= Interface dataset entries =
Start of Block

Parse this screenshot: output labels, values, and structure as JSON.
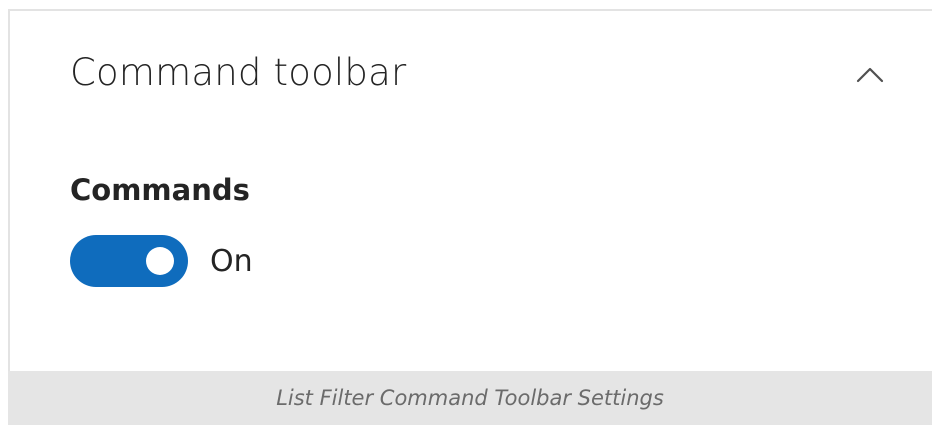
{
  "section": {
    "title": "Command toolbar",
    "collapse_icon": "chevron-up-icon"
  },
  "commands": {
    "label": "Commands",
    "toggle_state": true,
    "toggle_text": "On"
  },
  "caption": "List Filter Command Toolbar Settings",
  "colors": {
    "toggle_on": "#0f6cbd",
    "caption_background": "#e5e5e5",
    "caption_text": "#6b6b6b"
  }
}
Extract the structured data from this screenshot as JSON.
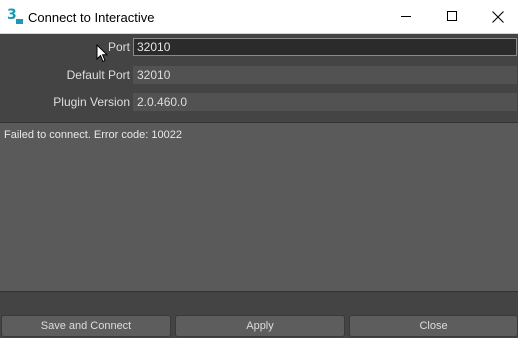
{
  "window": {
    "title": "Connect to Interactive",
    "icon": "3ds-max-app-icon",
    "icon_glyph": "3"
  },
  "form": {
    "port_label": "Port",
    "port_value": "32010",
    "default_port_label": "Default Port",
    "default_port_value": "32010",
    "plugin_version_label": "Plugin Version",
    "plugin_version_value": "2.0.460.0"
  },
  "log": {
    "message": "Failed to connect. Error code: 10022"
  },
  "buttons": {
    "save_connect": "Save and Connect",
    "apply": "Apply",
    "close": "Close"
  },
  "colors": {
    "background": "#444444",
    "titlebar": "#ffffff",
    "accent_icon": "#1b98b5"
  }
}
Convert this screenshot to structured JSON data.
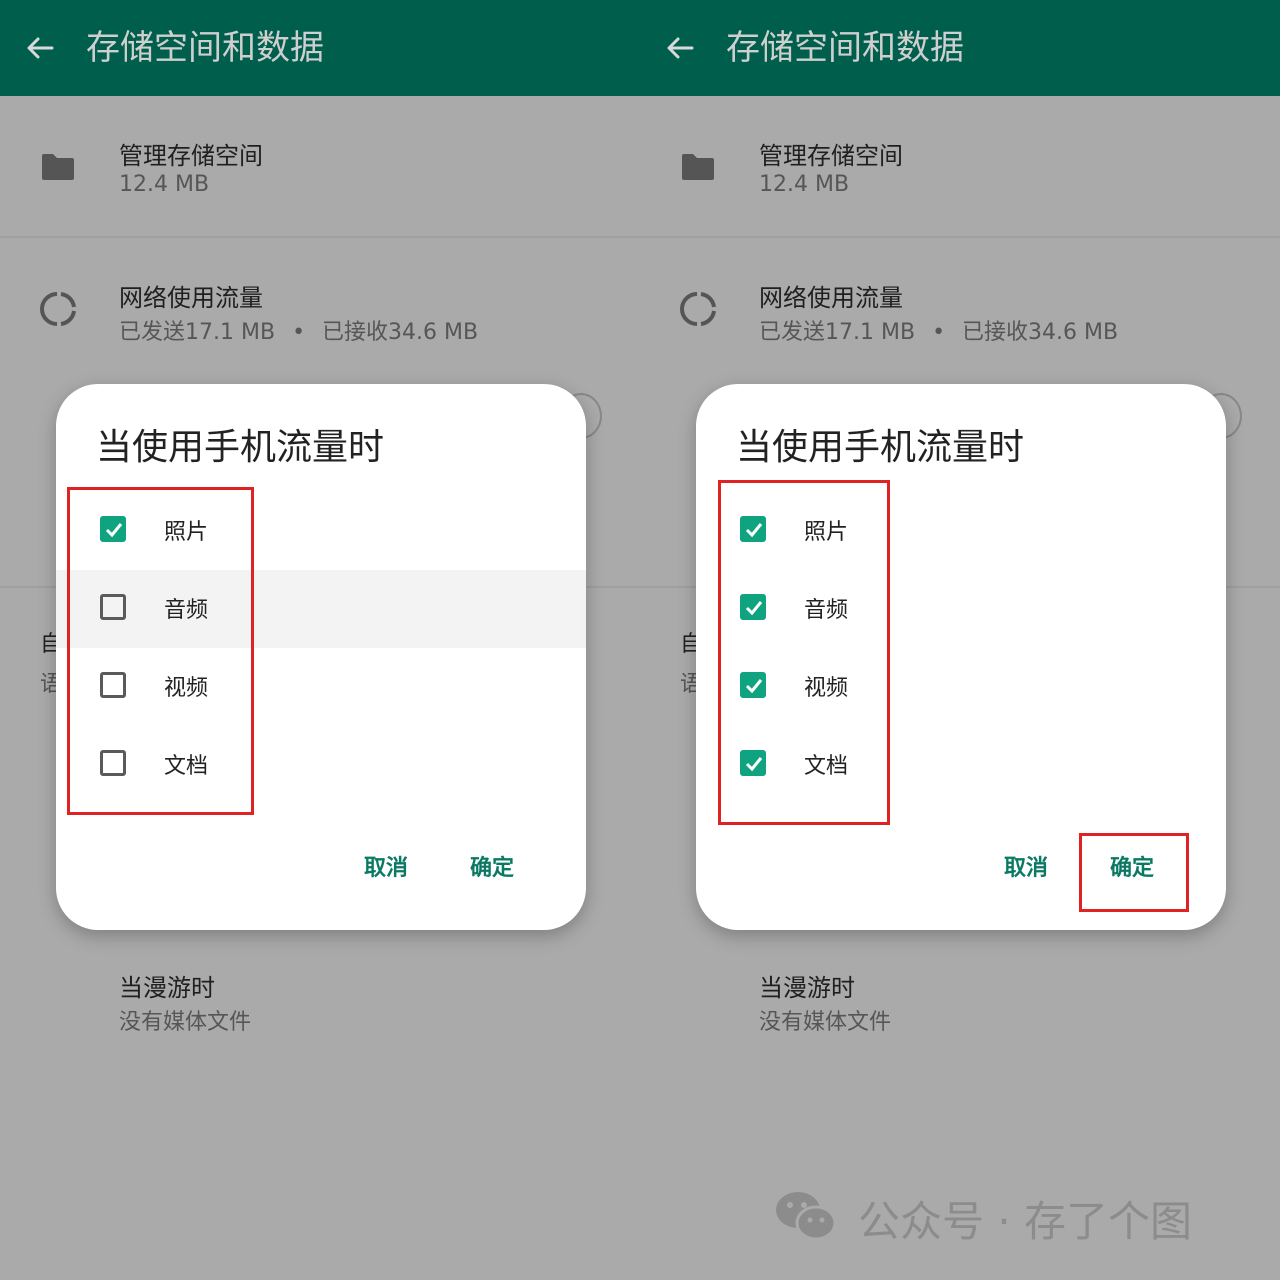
{
  "colors": {
    "appbar": "#005f4c",
    "accent": "#10a37f",
    "button": "#0b7a63",
    "highlight_box": "#e02222",
    "scrim": "#aaaaaa"
  },
  "appbar": {
    "title": "存储空间和数据",
    "back_icon": "arrow-left-icon"
  },
  "settings": {
    "manage_storage": {
      "title": "管理存储空间",
      "size": "12.4 MB",
      "icon": "folder-icon"
    },
    "network_usage": {
      "title": "网络使用流量",
      "sent": "已发送17.1 MB",
      "separator": "•",
      "received": "已接收34.6 MB",
      "icon": "data-usage-icon"
    },
    "partial_heading": "自",
    "partial_sub": "语",
    "roaming": {
      "title": "当漫游时",
      "value": "没有媒体文件"
    }
  },
  "dialog_left": {
    "title": "当使用手机流量时",
    "options": [
      {
        "label": "照片",
        "checked": true
      },
      {
        "label": "音频",
        "checked": false
      },
      {
        "label": "视频",
        "checked": false
      },
      {
        "label": "文档",
        "checked": false
      }
    ],
    "cancel": "取消",
    "ok": "确定"
  },
  "dialog_right": {
    "title": "当使用手机流量时",
    "options": [
      {
        "label": "照片",
        "checked": true
      },
      {
        "label": "音频",
        "checked": true
      },
      {
        "label": "视频",
        "checked": true
      },
      {
        "label": "文档",
        "checked": true
      }
    ],
    "cancel": "取消",
    "ok": "确定"
  },
  "watermark": {
    "text": "公众号 · 存了个图",
    "icon": "wechat-icon"
  }
}
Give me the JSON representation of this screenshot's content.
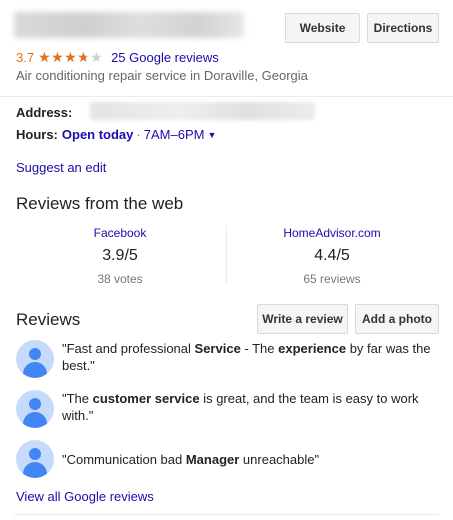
{
  "header": {
    "website_label": "Website",
    "directions_label": "Directions"
  },
  "rating": {
    "value": "3.7",
    "stars": 3.7,
    "max_stars": 5,
    "reviews_count_label": "25 Google reviews"
  },
  "category": "Air conditioning repair service in Doraville, Georgia",
  "address": {
    "label": "Address:"
  },
  "hours": {
    "label": "Hours:",
    "status": "Open today",
    "separator": "·",
    "range": "7AM–6PM"
  },
  "suggest_edit": "Suggest an edit",
  "web_reviews": {
    "title": "Reviews from the web",
    "sources": [
      {
        "name": "Facebook",
        "score": "3.9/5",
        "count": "38 votes"
      },
      {
        "name": "HomeAdvisor.com",
        "score": "4.4/5",
        "count": "65 reviews"
      }
    ]
  },
  "reviews": {
    "title": "Reviews",
    "write_review_label": "Write a review",
    "add_photo_label": "Add a photo",
    "items": [
      {
        "segments": [
          {
            "text": "\"Fast and professional ",
            "bold": false
          },
          {
            "text": "Service",
            "bold": true
          },
          {
            "text": " - The ",
            "bold": false
          },
          {
            "text": "experience",
            "bold": true
          },
          {
            "text": " by far was the best.\"",
            "bold": false
          }
        ]
      },
      {
        "segments": [
          {
            "text": "\"The ",
            "bold": false
          },
          {
            "text": "customer service",
            "bold": true
          },
          {
            "text": " is great, and the team is easy to work with.\"",
            "bold": false
          }
        ]
      },
      {
        "segments": [
          {
            "text": "\"Communication bad ",
            "bold": false
          },
          {
            "text": "Manager",
            "bold": true
          },
          {
            "text": " unreachable\"",
            "bold": false
          }
        ]
      }
    ],
    "view_all_label": "View all Google reviews"
  },
  "colors": {
    "link": "#1a0dab",
    "star": "#e7711b",
    "avatar_bg": "#c6dafc",
    "avatar_fg": "#4285f4"
  }
}
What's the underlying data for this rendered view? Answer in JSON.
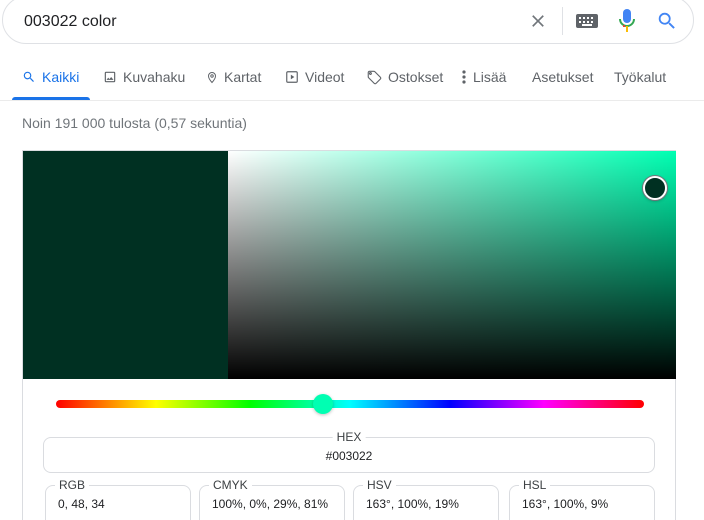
{
  "search": {
    "query": "003022 color",
    "icons": [
      "close-icon",
      "keyboard-icon",
      "mic-icon",
      "search-icon"
    ]
  },
  "tabs": [
    {
      "label": "Kaikki",
      "icon": "search-icon",
      "active": true
    },
    {
      "label": "Kuvahaku",
      "icon": "image-icon",
      "active": false
    },
    {
      "label": "Kartat",
      "icon": "map-pin-icon",
      "active": false
    },
    {
      "label": "Videot",
      "icon": "play-icon",
      "active": false
    },
    {
      "label": "Ostokset",
      "icon": "tag-icon",
      "active": false
    },
    {
      "label": "Lisää",
      "icon": "more-vert-icon",
      "active": false
    },
    {
      "label": "Asetukset",
      "active": false
    },
    {
      "label": "Työkalut",
      "active": false
    }
  ],
  "result_stats": "Noin 191 000 tulosta (0,57 sekuntia)",
  "picker": {
    "swatch_color": "#003022",
    "hue_color": "#00ffb2",
    "hue_position": 0.453,
    "saturation": 1.0,
    "value": 0.19,
    "hex": {
      "label": "HEX",
      "value": "#003022"
    },
    "rgb": {
      "label": "RGB",
      "value": "0, 48, 34"
    },
    "cmyk": {
      "label": "CMYK",
      "value": "100%, 0%, 29%, 81%"
    },
    "hsv": {
      "label": "HSV",
      "value": "163°, 100%, 19%"
    },
    "hsl": {
      "label": "HSL",
      "value": "163°, 100%, 9%"
    }
  },
  "colors": {
    "accent": "#1a73e8",
    "muted_text": "#70757a",
    "border": "#dadce0"
  }
}
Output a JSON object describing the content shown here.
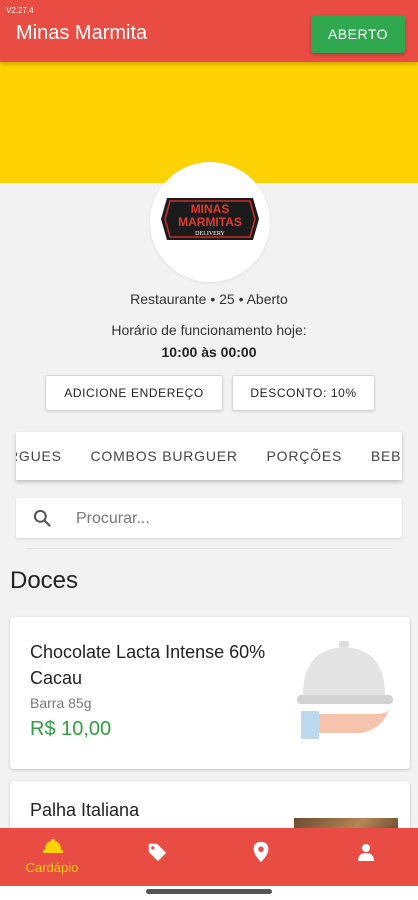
{
  "app": {
    "version": "V2.27.4",
    "title": "Minas Marmita",
    "status_button": "ABERTO"
  },
  "restaurant": {
    "logo_text": {
      "line1": "MINAS",
      "line2": "MARMITAS",
      "line3": "DELIVERY"
    },
    "meta": "Restaurante • 25 • Aberto",
    "hours_label": "Horário de funcionamento hoje:",
    "hours_value": "10:00 às 00:00"
  },
  "actions": {
    "address": "ADICIONE ENDEREÇO",
    "discount": "DESCONTO: 10%"
  },
  "categories": [
    "RGUES",
    "COMBOS BURGUER",
    "PORÇÕES",
    "BEBIDAS"
  ],
  "search": {
    "placeholder": "Procurar..."
  },
  "section": {
    "title": "Doces"
  },
  "products": [
    {
      "name": "Chocolate Lacta Intense 60% Cacau",
      "desc": "Barra 85g",
      "price": "R$ 10,00"
    },
    {
      "name": "Palha Italiana"
    }
  ],
  "bottom_nav": {
    "menu_label": "Cardápio"
  },
  "colors": {
    "primary": "#e84c43",
    "banner": "#fed203",
    "accent_green": "#2fa84f",
    "price_green": "#2ea043"
  },
  "icons": [
    "search-icon",
    "cloche-icon",
    "cardapio-icon",
    "tag-icon",
    "location-icon",
    "user-icon"
  ]
}
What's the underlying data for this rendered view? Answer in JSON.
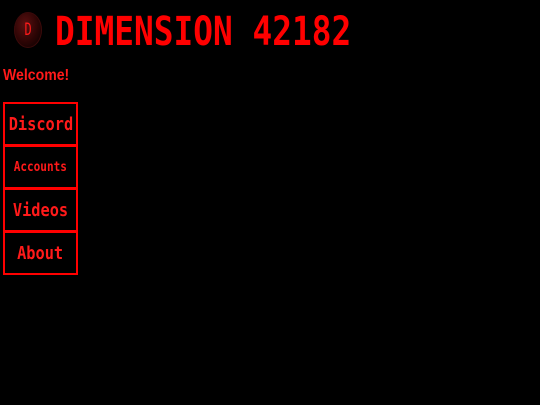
{
  "header": {
    "logo_letter": "D",
    "title": "DIMENSION 42182"
  },
  "welcome_text": "Welcome!",
  "nav": {
    "items": [
      {
        "label": "Discord"
      },
      {
        "label": "Accounts"
      },
      {
        "label": "Videos"
      },
      {
        "label": "About"
      }
    ]
  },
  "colors": {
    "background": "#000000",
    "accent": "#ff0000"
  }
}
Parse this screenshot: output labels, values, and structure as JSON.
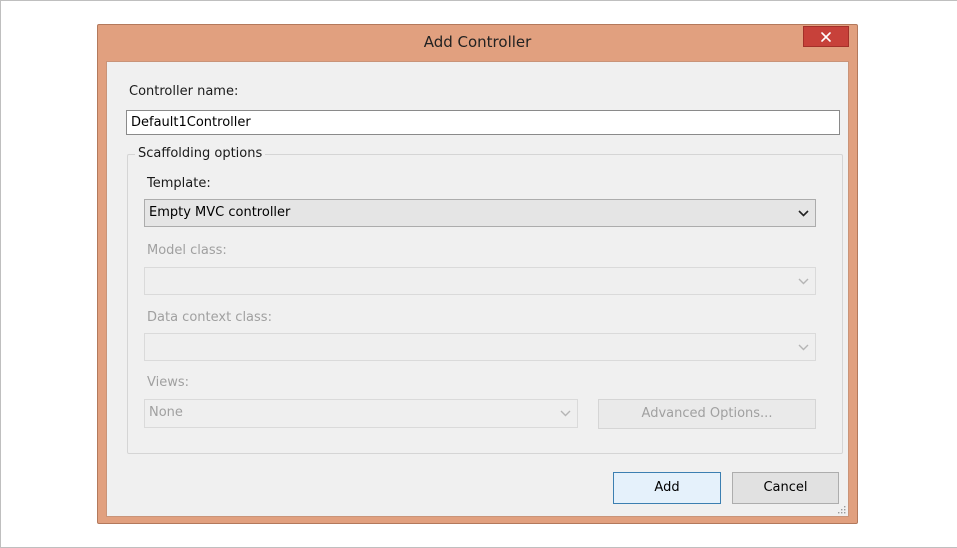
{
  "dialog": {
    "title": "Add Controller",
    "controller_name_label": "Controller name:",
    "controller_name_value": "Default1Controller",
    "scaffolding_legend": "Scaffolding options",
    "template_label": "Template:",
    "template_value": "Empty MVC controller",
    "model_class_label": "Model class:",
    "model_class_value": "",
    "data_context_label": "Data context class:",
    "data_context_value": "",
    "views_label": "Views:",
    "views_value": "None",
    "advanced_options_label": "Advanced Options...",
    "add_label": "Add",
    "cancel_label": "Cancel"
  },
  "icons": {
    "close": "close-icon",
    "dropdown": "chevron-down-icon",
    "resize": "resize-grip-icon"
  },
  "colors": {
    "titlebar": "#e1a07f",
    "close_button": "#c7413a",
    "client_background": "#f0f0f0",
    "default_button_border": "#3c7fb1"
  }
}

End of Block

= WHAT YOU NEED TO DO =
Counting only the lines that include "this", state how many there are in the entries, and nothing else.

= SOLVED PROBLEM =
7